Atonement to get opera makeover
Ian McEwan's widely-acclaimed novel Atonement is to get the opera treatment.
The best-selling author and two friends are working on an adaptation which would bring the doomed love story, starring Keira Knightley and James McAvoy in the big screen version, to the stage.
McEwan, who scooped the Booker Prize for his novel Amsterdam, told The Times he agreed to the project "several weeks ago".
Poet Craig Raine will write the words and composer and radio presenter Michael Berkeley is set to write the music.
"It's not a chamber piece, that's for sure," McEwan told the newspaper. "You can do some very big dramatic things with this.
"If you were thinking of a large-scale opera then what springs to mind is 380,000 troops on the beaches of Dunkirk. That would be quite a choir."
Set in an England of class divisions and war, the 2001 novel Atonement was also shortlisted for the Booker Prize.
At its heart is the thwarted romance between aristocratic Cecilia Tallis and Robbie Turner, her clever but socially inferior friend from childhood. Cecilia's younger sister, consumed with jealousy, makes a mistake that shatters several lives.
Talks are ongoing which would make the endeavour a co-production involving Germany, England and the United States.

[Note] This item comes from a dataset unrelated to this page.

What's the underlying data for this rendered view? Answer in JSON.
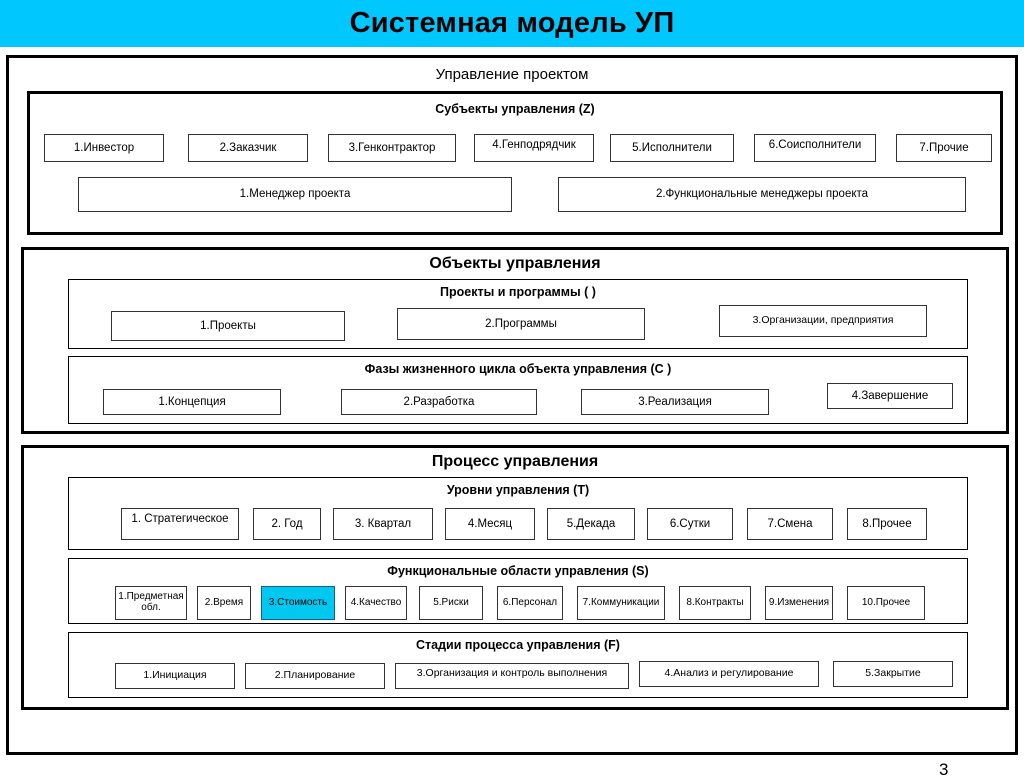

The opera could premiere in 2013. After that, McEwan and Berkeley were said to harbour a long-held ambition to pen a musical.